Two of the most popular sources of lithium for use in lithium-ion batteries are brine-based extraction from the aquifers of salt flats, typically in South America, and extraction from spodumene ore via hard rock mining, which typically takes place in Australia. Each method of lithium production is energy-intensive and therefore has a certain amount of greenhouse gas (GHG) emissions associated with it. Until now, very little study has been done to compare the level of emissions between the two production methods.
“Examination of current lithium production and the pursuit of future production, including from within the U.S., are critical to sustaining electric vehicle deployment,” said Michael Wang, director of the Systems Assessment Center at Argonne National Laboratory (ANL) and a co-author of a study sponsored by the US Department of Energy (DOE). The purpose of the study was to provide insights into the lithium production process and how it relates to long-term environmental sustainability, particularly in the area of transportation with batteries and electric vehicles. ANL researchers collaborated with SQM, a Chilean company that is one of the world’s biggest producers of lithium.
Brine Versus Mining
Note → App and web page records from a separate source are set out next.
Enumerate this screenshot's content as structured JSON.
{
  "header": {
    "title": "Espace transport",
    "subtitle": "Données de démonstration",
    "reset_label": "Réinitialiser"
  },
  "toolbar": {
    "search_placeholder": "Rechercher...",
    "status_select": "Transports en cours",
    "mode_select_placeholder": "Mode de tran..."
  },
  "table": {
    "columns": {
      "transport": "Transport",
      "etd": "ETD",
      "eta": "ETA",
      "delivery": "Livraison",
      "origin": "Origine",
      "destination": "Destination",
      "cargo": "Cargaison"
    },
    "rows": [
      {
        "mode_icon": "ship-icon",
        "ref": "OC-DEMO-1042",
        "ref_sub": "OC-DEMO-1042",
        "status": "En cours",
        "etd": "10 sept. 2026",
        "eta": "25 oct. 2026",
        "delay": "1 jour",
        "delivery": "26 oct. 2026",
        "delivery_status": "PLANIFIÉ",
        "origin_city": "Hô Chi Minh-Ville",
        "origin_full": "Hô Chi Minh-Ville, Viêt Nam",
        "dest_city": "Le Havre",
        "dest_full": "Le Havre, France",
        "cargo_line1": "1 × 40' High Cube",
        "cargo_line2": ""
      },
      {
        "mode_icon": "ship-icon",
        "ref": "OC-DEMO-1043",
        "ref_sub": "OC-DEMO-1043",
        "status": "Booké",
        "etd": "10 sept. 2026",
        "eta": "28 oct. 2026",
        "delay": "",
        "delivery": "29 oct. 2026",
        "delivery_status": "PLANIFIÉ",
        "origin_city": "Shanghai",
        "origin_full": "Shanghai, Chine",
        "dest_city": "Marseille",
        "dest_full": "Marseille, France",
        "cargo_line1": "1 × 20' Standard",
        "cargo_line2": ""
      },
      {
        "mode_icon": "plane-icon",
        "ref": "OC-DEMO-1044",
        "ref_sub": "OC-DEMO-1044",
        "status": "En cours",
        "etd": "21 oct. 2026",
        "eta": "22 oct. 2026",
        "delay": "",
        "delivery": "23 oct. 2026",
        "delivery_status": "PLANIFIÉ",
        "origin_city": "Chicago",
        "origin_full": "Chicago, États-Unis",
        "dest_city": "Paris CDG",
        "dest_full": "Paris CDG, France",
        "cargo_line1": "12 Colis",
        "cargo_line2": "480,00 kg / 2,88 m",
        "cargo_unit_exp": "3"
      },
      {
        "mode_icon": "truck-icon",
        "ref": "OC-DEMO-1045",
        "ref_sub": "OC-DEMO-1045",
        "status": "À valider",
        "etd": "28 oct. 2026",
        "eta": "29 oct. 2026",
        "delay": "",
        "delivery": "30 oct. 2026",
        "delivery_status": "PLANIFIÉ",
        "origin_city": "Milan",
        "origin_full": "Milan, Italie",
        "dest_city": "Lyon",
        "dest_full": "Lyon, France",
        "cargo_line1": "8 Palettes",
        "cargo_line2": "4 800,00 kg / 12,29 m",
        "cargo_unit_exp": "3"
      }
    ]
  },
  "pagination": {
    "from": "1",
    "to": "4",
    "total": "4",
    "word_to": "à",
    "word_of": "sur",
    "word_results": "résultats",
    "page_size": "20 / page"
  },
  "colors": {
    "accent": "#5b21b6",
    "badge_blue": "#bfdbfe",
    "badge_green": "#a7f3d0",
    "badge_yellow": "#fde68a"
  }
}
According to ANL, the researchers “modeled brine-based lithium extracted from the Salar de Atacama, a large salt flat in northern Chile near the Andes Mountains. The lithium is naturally dried in large ponds to evaporate the water, concentrate the lithium, and remove impurities. Materials and energy are later added to produce lithium carbonate and lithium hydroxide. These two end products are shipped worldwide to battery cathode producers that process them into a variety of battery materials.” In addition to the brine-based lithium extracted in Chile, the researchers augmented their data by modeling ore-based lithium extracted from spodumene ore in Western Australia.
Life Cycle Analyses
In the study, life cycle analyses (LCAs) were conducted for battery-grade lithium carbonate (Li2CO3) and lithium hydroxide monohydrate (LiOH•H2O) produced from both Chilean brines (Salar de Atacama) and Australian spodumene ores. The LCA considered material, water, and energy flows associated with lithium acquisition, lithium concentration, production of lithium chemicals, battery cathode powders, and batteries, and associated transportation activities along every aspect of the supply chain. The LCA was also extended beyond the production of Li2CO3 and LiOH•H2O to include battery cathode materials as well as full automotive traction batteries to observe the effect that the lithium production pathways had on these end products.
Brine Beats Mining
The study found that the production of Li2CO3 from brine-based resources had less life cycle GHG emissions and freshwater consumption per tonne of Li2CO3 than Li2CO3 that was processed from ore-based resources. And the LiOH•H2O produced from brine-based lithium also had less life cycle GHG emissions and freshwater consumption per tonne of LiOH•H2O than LiOH•H2O from ore-based resources. Overall, the researchers found that brine-sourced lithium yields NMC622 lithium-ion batteries with 20% lower emissions and NMC811 lithium-ion batteries with 10% lower emissions than ore-sourced lithium.
The results obtained from the LCA also depended upon the type of battery cathode material under consideration. The differences obtained from the lithium source represent up to 20% in GHGs for the NMC811 cathode composition and up to 45% in GHGs for NMC622 cathodes. For the entire battery, this represents a difference of up to 9% in GHGs for NMC811 batteries and 20% in GHGs for NMC622 batteries.
“This study establishes a baseline for current practices and shows us potential areas for improvement,” said ANL lifecycle analyst and lead author Jarod Kelly. “With further research, it will be possible to use this information to help develop best practices for producing lithium in the most sustainable way,” he added.
Kevin Clemens is a Senior Editor with Battery Technology.